She published her first book, Song of the Trees, in 1975, and her last, The Land, was published in 2001. What’s unusual about Taylor’s books is that all nine of them make up a single series, and the series is based on her own family history.
Born in Jackson, Mississippi, but raised in Ohio, Taylor visited her extended family in Mississippi every summer. Because she spent each school year far away from her roots, she likely saw her family in a different light than all of her cousins did. Although she was part of the family, her own experiences were different, and this perception probably gave her an interesting and curious perspective.
Taylor grew up in the newly-integrated town of Toledo, Ohio, and at school she was the only black child in her class. Her opportunities for learning were great, and she earned an English degree at the University of Toledo and went on to earn a Master of Arts degree at the University of Colorado.

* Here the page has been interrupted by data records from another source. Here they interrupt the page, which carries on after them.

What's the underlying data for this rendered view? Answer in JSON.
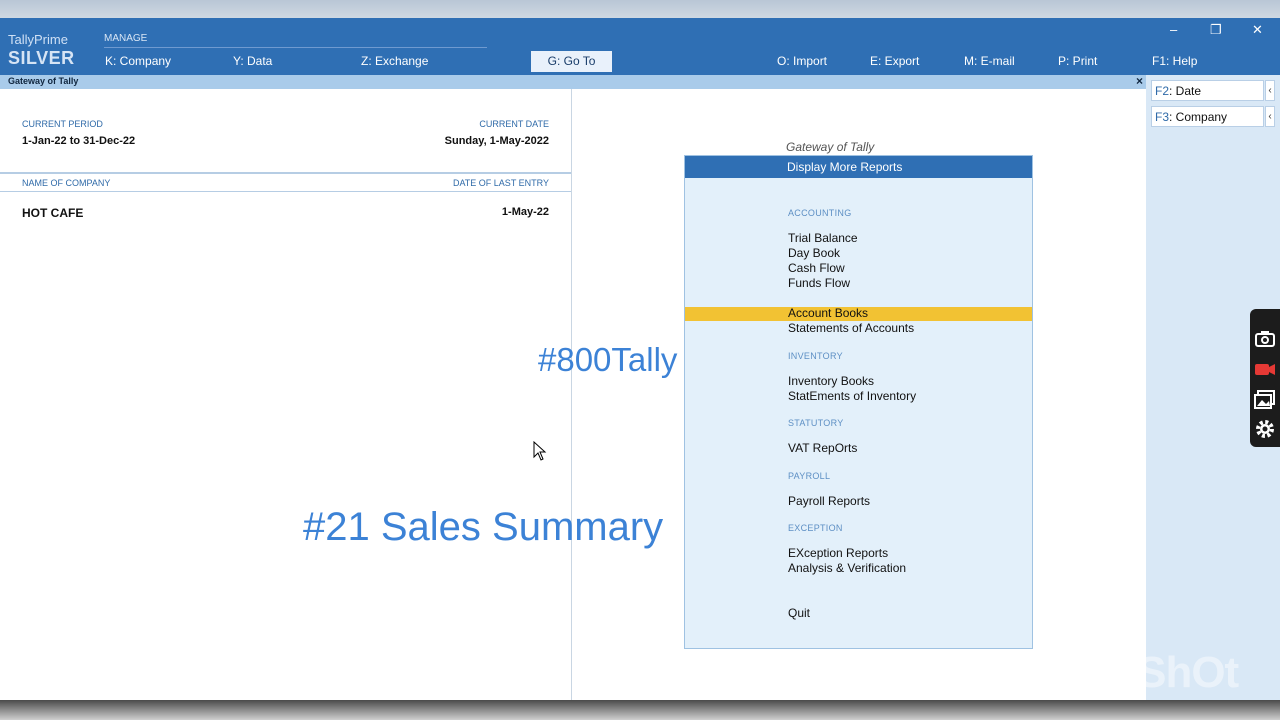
{
  "app": {
    "name": "TallyPrime",
    "edition": "SILVER"
  },
  "header": {
    "manage_label": "MANAGE",
    "menu": [
      {
        "key": "K",
        "label": ": Company"
      },
      {
        "key": "Y",
        "label": ": Data"
      },
      {
        "key": "Z",
        "label": ": Exchange"
      },
      {
        "key": "O",
        "label": ": Import"
      },
      {
        "key": "E",
        "label": ": Export"
      },
      {
        "key": "M",
        "label": ": E-mail"
      },
      {
        "key": "P",
        "label": ": Print"
      },
      {
        "key": "F1",
        "label": ": Help"
      }
    ],
    "goto": {
      "key": "G",
      "label": ": Go To"
    },
    "window_controls": {
      "minimize": "–",
      "restore": "❐",
      "close": "✕"
    }
  },
  "titlebar": {
    "title": "Gateway of Tally",
    "close": "×"
  },
  "company_info": {
    "current_period_label": "CURRENT PERIOD",
    "current_period": "1-Jan-22 to 31-Dec-22",
    "current_date_label": "CURRENT DATE",
    "current_date": "Sunday, 1-May-2022",
    "name_col": "NAME OF COMPANY",
    "date_col": "DATE OF LAST ENTRY",
    "companies": [
      {
        "name": "HOT CAFE",
        "last_entry": "1-May-22"
      }
    ]
  },
  "gateway": {
    "title": "Gateway of Tally",
    "header": "Display More Reports",
    "sections": {
      "accounting": "ACCOUNTING",
      "inventory": "INVENTORY",
      "statutory": "STATUTORY",
      "payroll": "PAYROLL",
      "exception": "EXCEPTION"
    },
    "items": {
      "trial_balance": {
        "pre": "",
        "key": "T",
        "post": "rial Balance"
      },
      "day_book": {
        "pre": "",
        "key": "D",
        "post": "ay Book"
      },
      "cash_flow": {
        "pre": "",
        "key": "C",
        "post": "ash Flow"
      },
      "funds_flow": {
        "pre": "",
        "key": "F",
        "post": "unds Flow"
      },
      "account_books": {
        "pre": "",
        "key": "A",
        "post": "ccount Books"
      },
      "statements_accounts": {
        "pre": "",
        "key": "S",
        "post": "tatements of Accounts"
      },
      "inventory_books": {
        "pre": "",
        "key": "I",
        "post": "nventory Books"
      },
      "statements_inventory": {
        "pre": "Stat",
        "key": "E",
        "post": "ments of Inventory"
      },
      "vat_reports": {
        "pre": "VAT Rep",
        "key": "O",
        "post": "rts"
      },
      "payroll_reports": {
        "pre": "",
        "key": "P",
        "post": "ayroll Reports"
      },
      "exception_reports": {
        "pre": "E",
        "key": "X",
        "post": "ception Reports"
      },
      "analysis_verification": {
        "pre": "Analysis & ",
        "key": "V",
        "post": "erification"
      },
      "quit": {
        "pre": "",
        "key": "Q",
        "post": "uit"
      }
    }
  },
  "sidebar": {
    "buttons": [
      {
        "key": "F2",
        "label": ": Date"
      },
      {
        "key": "F3",
        "label": ": Company"
      }
    ],
    "arrow": "‹"
  },
  "overlay": {
    "tag1": "#800Tally",
    "tag2": "#21 Sales Summary",
    "watermark": "InShOt"
  },
  "colors": {
    "header_blue": "#2f6fb4",
    "highlight": "#f2c233",
    "panel_bg": "#e3f0fa",
    "overlay_text": "#3c82d6"
  }
}
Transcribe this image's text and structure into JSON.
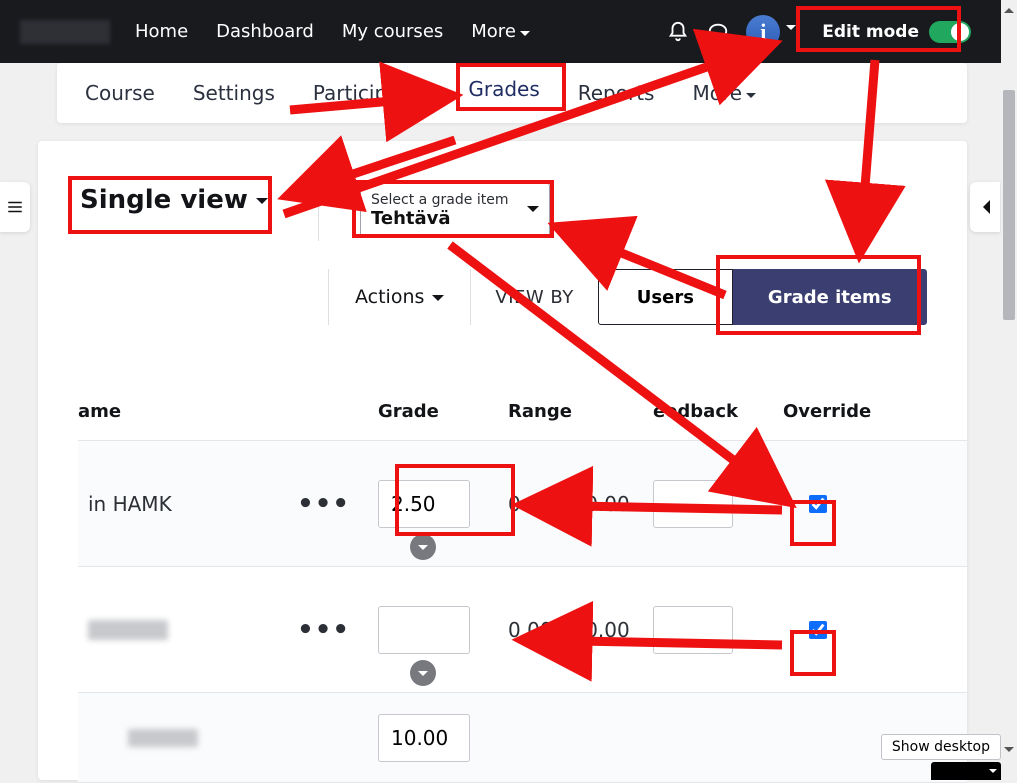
{
  "topnav": {
    "items": [
      "Home",
      "Dashboard",
      "My courses",
      "More"
    ]
  },
  "edit_mode": {
    "label": "Edit mode",
    "on": true
  },
  "avatar": {
    "letter": "i"
  },
  "secnav": {
    "items": [
      "Course",
      "Settings",
      "Participants",
      "Grades",
      "Reports",
      "More"
    ],
    "active": "Grades"
  },
  "singleview": {
    "label": "Single view"
  },
  "gradeitem": {
    "label": "Select a grade item",
    "value": "Tehtävä"
  },
  "actions": {
    "label": "Actions"
  },
  "viewby": {
    "label": "VIEW BY",
    "users": "Users",
    "grade_items": "Grade items"
  },
  "table": {
    "headers": {
      "name": "ame",
      "grade": "Grade",
      "range": "Range",
      "feedback": "eedback",
      "override": "Override"
    },
    "rows": [
      {
        "name": "in HAMK",
        "grade": "2.50",
        "range": "0.00 - 10.00",
        "override": true
      },
      {
        "name": " ",
        "grade": "",
        "range": "0.00 - 10.00",
        "override": true
      },
      {
        "name": " ",
        "grade": "10.00",
        "range": "",
        "override": true
      }
    ]
  },
  "show_desktop": "Show desktop"
}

After leaving Colorado, Taylor moved to Los Angeles, where she wrote novel after novel about the Logan family from rural Mississippi. Though she had traveled far and wide and lived in Ohio and Colorado and then California, Taylor continued to write vividly about the place of her roots. Aside from her vacations to visit, she only lived in Mississippi for the first three months of her life.
What is it about family history that has such a pull on our hearts and souls? And how can authors tap into that richness with their writing?
All of us have deep roots, whether or not we have taken the time to learn about our families’ histories. And oftentimes, these stories are not fully fleshed out. Maybe we’ve heard a story about how great-grandpa Frank flew an airplane in World War II, but that’s all we know. We don’t know if he left a girlfriend back home or lost his best friend in the war or anything else. This leaves plenty of room for imagination, longing, healing, and adventure.
Some authors feel squeamish about using family for inspiration, but as we see with Mildred D. Taylor’s novels, writing can be cathartic. It can be a way to make sense of tragedy or to find triumph in trials.
You don’t have to explain how much of a story relates directly to your family and how much is fiction. In fact, in many cases, authors probably don’t know where family legend ends and newly-created fiction begins. Characters can be made up, names can be changed, and stories can even be transported to new settings. But setting, it seems, can be one of the richest gifts of family history.
Taylor’s Logan family series has so much to offer to its readers. The family relationships are solid and healthy. The plots are riveting. The themes and conflicts are realistic and applicable to events happening in the world in 2017.
Tolman Hall will be releasing a literature study unit for one of the books in this series, Roll of Thunder, Hear My Cry before the end of 2017. Consider including this unit study in your students’ literature curriculum this year.